=== Begin Enclosure ===
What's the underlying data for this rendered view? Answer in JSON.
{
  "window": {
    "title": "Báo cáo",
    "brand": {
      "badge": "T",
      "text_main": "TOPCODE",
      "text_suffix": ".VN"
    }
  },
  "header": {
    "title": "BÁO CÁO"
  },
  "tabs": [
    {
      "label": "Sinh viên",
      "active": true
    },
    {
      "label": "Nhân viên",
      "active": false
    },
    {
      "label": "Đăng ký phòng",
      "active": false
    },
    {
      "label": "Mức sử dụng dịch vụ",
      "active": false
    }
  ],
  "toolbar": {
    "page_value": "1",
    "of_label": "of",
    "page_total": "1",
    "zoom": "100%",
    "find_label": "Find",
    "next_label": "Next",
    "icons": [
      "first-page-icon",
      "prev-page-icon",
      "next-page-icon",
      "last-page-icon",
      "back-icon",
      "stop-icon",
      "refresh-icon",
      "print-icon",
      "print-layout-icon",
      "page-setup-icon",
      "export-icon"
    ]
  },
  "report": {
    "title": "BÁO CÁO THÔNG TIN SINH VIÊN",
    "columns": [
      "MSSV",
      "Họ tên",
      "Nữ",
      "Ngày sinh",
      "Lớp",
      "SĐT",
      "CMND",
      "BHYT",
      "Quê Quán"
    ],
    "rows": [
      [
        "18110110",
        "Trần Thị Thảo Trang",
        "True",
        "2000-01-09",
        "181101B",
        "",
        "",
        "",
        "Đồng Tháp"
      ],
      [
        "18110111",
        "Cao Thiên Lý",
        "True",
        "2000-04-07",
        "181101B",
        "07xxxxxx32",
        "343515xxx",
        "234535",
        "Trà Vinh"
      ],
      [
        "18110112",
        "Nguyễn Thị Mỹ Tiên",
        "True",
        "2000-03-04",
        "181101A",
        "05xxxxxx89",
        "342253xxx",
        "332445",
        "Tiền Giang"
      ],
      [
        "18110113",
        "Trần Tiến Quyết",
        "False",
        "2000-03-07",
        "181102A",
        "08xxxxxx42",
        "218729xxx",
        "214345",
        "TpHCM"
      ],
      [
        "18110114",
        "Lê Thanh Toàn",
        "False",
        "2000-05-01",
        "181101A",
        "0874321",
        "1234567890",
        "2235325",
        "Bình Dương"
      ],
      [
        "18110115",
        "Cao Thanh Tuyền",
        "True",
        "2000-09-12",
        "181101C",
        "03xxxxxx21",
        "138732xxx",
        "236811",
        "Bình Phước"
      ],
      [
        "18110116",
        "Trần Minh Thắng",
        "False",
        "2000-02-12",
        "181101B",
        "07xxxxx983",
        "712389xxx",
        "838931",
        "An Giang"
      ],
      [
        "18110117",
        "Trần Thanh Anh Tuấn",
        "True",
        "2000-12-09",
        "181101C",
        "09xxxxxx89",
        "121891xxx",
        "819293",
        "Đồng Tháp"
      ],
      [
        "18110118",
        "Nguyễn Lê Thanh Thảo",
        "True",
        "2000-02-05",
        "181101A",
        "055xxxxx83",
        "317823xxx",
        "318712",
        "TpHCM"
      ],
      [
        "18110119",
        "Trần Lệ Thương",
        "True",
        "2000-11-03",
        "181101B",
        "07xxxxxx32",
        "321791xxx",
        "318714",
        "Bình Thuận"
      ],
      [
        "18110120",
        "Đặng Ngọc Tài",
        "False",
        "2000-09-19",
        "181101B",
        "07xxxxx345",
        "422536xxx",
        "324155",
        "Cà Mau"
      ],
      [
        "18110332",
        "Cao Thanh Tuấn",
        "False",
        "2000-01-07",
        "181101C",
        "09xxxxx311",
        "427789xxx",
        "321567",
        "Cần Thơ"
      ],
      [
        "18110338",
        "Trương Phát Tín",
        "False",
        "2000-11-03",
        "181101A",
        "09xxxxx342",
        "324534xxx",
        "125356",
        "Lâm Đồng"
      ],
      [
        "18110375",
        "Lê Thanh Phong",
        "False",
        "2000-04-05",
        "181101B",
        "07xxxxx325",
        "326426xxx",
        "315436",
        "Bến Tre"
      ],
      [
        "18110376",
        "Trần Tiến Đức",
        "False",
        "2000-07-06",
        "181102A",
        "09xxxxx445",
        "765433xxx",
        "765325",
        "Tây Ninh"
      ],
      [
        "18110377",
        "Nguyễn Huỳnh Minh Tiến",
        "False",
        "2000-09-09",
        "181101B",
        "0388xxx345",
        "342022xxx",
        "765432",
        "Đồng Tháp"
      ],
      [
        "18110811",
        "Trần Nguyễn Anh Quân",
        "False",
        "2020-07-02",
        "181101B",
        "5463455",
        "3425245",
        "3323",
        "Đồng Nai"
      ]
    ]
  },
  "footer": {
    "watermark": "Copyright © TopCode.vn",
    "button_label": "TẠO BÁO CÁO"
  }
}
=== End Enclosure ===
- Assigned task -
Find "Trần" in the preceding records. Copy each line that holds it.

- Result for this task -
        "Trần Thị Thảo Trang",
        "Trần Tiến Quyết",
        "Trần Minh Thắng",
        "Trần Thanh Anh Tuấn",
        "Trần Lệ Thương",
        "Trần Tiến Đức",
        "Trần Nguyễn Anh Quân",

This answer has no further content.